“With the third wave of the pandemic expected to affect kids up to 15 years’ old, the interactive stories will guide younger kids to embrace good hygiene habits in a mission-critical way by reassuring them, educating them, and giving them a positive role in the household,” HiVoco said.
The Panchtantra interactive stories include self-hygiene practices that are medically-prescribed including washing hands periodically, using hand sanitisers and disinfectants, wearing masks, along with mental and emotional well-being. “We are also focusing on creating a bank of popular stories from mythology, history and science to build a values-based learning,” HiVoco added.
HiVoco is a two-way audio interactive platform where teachers and story-tellers provide interactive content and quizzes to children of 4-10 years of age. HiVoco (Voco stands for Voice Companion) is a platform where students learn from over 5,000 questions, lessons and stories. The app uses multiple voice-tech tools, and the start-up aims to have at least 80% of the content available for free use throughout so that children can access high-quality content and conversational learning.
HiVoco founder Pritesh Chothani said that early education is all about conversations. “The more they talk, listen and respond to these conversations, the more they learn. That is the core principle behind HiVoco. We want the best teachers and storytellers to engage children in a one-to-one conversation and in that explain the most complex stuff.

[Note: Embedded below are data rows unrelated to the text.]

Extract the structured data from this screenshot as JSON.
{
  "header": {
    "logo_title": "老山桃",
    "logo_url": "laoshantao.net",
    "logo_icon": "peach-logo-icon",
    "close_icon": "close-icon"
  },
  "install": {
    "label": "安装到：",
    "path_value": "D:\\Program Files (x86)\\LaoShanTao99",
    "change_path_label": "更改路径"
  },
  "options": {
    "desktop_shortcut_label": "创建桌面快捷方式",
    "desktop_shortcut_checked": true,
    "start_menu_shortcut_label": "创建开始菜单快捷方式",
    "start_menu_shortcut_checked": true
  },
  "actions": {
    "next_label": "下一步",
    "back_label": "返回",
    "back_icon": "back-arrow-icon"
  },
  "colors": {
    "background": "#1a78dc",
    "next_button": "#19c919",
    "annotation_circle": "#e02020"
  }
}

With Panchatantra Interactive, we want the kids to be at the centre of the stories,” he said. “We want them to not only learn but also take decisions inside the story about Covid-19 appropriate behaviour.”